Every line that holds the word "JSON" needs to be copied from the data below.

** Provided data follows **

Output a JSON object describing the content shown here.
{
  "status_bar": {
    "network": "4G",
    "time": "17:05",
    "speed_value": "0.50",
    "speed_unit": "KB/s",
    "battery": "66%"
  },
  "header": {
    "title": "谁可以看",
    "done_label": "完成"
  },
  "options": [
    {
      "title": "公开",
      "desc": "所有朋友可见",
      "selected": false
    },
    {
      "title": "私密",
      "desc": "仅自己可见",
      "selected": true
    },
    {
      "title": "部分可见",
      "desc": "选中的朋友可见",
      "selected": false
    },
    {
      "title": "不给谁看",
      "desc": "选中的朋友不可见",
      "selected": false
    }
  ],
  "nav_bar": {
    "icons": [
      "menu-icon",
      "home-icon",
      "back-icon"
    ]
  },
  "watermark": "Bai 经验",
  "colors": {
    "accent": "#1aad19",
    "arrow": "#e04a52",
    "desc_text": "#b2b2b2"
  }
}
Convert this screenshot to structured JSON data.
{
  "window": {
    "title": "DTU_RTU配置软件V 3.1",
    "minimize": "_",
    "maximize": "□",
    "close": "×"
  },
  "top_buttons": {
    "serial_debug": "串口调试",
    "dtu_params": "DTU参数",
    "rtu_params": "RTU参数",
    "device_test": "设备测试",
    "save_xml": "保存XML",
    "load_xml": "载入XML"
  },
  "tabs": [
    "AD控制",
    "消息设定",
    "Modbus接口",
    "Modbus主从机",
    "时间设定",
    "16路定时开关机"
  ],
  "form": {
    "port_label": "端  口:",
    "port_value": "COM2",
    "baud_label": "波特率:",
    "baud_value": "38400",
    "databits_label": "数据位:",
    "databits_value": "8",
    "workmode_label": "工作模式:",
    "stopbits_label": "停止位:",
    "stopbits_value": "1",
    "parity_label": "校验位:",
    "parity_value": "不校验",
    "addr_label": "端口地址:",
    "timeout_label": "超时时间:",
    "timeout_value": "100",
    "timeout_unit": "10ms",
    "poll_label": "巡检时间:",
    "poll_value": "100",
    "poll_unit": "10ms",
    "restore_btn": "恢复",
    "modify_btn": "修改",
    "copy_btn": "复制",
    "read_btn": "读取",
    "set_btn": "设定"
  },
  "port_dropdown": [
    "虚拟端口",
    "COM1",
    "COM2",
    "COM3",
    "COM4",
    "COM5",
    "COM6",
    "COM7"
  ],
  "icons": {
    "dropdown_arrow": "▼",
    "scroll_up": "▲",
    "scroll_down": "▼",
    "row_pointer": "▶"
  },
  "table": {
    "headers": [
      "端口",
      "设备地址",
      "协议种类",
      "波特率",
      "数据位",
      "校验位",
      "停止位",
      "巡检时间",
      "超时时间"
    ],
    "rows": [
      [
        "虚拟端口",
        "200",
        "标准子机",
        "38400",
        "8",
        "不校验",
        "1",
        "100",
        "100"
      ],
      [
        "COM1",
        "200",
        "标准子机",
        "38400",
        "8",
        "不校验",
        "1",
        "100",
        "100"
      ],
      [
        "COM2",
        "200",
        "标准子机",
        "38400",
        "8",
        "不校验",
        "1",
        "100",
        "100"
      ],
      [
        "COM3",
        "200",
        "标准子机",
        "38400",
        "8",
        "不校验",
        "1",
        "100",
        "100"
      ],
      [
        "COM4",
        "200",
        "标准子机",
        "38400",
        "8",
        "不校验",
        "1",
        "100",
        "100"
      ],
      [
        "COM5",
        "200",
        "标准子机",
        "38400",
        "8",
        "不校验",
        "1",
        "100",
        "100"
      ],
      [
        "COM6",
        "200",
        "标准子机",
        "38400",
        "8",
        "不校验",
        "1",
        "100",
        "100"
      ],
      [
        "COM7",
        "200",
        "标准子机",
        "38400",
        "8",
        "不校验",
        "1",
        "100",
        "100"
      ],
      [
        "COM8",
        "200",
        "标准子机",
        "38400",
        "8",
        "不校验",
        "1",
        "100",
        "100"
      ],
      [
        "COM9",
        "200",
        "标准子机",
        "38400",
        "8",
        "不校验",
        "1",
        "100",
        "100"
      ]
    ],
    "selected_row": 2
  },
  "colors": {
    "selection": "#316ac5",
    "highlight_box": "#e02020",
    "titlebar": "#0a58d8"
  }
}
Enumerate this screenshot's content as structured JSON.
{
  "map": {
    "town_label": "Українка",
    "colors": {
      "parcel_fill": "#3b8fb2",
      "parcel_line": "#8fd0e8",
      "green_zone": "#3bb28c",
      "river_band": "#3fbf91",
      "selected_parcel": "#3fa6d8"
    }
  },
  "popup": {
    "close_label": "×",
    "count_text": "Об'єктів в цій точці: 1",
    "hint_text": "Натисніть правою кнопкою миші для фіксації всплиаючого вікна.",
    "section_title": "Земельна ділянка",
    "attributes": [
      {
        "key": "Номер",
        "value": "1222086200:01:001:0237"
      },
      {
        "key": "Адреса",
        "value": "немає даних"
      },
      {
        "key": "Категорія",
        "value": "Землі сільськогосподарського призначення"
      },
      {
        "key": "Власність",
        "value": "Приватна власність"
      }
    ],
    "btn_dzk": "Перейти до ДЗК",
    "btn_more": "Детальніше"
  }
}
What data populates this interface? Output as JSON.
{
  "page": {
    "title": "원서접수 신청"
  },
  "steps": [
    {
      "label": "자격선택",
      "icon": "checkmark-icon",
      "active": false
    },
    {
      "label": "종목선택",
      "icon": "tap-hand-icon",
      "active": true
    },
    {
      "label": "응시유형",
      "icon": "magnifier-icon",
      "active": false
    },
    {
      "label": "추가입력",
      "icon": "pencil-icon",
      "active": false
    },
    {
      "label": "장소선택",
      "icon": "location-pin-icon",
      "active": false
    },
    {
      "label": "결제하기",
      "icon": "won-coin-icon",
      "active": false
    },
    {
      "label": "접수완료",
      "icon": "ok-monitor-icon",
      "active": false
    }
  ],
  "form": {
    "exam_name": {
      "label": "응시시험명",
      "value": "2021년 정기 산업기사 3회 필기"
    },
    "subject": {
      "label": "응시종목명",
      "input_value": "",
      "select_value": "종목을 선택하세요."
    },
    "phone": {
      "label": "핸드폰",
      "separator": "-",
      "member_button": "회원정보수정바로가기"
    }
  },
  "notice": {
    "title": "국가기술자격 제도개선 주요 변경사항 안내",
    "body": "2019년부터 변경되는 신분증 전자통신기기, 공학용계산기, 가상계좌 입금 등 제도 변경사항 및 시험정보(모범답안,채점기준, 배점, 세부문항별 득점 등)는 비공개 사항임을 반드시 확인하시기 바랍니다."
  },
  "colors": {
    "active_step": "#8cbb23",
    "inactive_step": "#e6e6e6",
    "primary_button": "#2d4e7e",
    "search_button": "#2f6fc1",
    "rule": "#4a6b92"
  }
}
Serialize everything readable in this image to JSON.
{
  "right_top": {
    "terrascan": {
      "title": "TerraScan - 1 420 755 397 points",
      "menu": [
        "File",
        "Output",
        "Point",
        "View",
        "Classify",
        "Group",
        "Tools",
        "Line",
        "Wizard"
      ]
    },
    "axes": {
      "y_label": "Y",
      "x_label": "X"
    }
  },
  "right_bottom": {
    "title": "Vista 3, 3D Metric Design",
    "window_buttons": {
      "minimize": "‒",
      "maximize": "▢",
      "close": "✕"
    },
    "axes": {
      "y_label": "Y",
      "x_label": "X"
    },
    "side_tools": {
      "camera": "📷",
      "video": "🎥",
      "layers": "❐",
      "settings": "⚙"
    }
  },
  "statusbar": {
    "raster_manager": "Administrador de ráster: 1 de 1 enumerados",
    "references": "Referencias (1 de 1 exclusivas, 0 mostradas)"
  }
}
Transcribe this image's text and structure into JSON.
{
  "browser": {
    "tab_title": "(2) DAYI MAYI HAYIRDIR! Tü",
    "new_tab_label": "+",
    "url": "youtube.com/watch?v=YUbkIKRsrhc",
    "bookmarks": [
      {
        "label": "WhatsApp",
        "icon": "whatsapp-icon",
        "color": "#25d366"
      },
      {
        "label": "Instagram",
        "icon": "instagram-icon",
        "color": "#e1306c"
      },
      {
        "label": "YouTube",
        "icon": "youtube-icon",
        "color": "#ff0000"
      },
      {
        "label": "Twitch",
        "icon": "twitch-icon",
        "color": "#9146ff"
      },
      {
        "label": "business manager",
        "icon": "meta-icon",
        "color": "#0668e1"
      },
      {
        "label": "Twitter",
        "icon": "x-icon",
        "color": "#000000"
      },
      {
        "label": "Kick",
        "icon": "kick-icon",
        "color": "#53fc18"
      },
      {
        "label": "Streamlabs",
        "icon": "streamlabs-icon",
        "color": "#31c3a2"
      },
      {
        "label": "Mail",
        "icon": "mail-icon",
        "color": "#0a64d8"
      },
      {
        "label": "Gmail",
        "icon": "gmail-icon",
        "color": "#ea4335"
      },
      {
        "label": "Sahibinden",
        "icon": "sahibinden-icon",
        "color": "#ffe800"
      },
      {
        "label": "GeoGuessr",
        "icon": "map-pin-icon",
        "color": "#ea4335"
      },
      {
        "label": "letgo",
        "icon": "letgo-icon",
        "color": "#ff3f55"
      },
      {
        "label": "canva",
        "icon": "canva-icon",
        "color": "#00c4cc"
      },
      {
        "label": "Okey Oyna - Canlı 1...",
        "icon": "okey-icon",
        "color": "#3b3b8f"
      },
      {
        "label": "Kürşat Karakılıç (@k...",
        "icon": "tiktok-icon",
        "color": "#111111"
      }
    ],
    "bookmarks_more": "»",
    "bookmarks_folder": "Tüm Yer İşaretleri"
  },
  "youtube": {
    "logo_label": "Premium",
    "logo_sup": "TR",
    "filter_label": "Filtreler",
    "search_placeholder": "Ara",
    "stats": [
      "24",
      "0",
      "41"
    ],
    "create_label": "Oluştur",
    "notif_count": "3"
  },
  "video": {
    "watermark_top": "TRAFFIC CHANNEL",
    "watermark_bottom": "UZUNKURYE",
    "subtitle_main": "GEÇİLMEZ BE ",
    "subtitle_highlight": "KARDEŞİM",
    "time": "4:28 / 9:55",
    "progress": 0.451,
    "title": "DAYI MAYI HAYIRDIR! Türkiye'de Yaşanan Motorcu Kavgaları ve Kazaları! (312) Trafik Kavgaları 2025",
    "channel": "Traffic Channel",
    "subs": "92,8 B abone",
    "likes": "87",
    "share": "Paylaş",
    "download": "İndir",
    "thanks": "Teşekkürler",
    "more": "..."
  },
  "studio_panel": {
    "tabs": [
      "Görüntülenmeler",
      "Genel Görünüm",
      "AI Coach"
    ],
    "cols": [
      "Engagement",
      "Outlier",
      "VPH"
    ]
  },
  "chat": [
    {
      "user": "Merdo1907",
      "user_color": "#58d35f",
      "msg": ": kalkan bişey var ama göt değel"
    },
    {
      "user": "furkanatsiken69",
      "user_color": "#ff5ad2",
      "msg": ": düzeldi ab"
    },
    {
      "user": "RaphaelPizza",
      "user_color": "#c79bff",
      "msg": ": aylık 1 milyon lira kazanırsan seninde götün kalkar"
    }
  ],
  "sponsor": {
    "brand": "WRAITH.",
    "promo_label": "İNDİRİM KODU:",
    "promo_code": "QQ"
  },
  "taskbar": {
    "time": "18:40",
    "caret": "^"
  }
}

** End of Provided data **

Solution to the exercise
Output a JSON object describing the content shown here.
Convert this screenshot to structured JSON data.
Enumerate this screenshot's content as structured JSON.
What data populates this interface? Output as JSON.
Serialize everything readable in this image to JSON.
Transcribe this image's text and structure into JSON.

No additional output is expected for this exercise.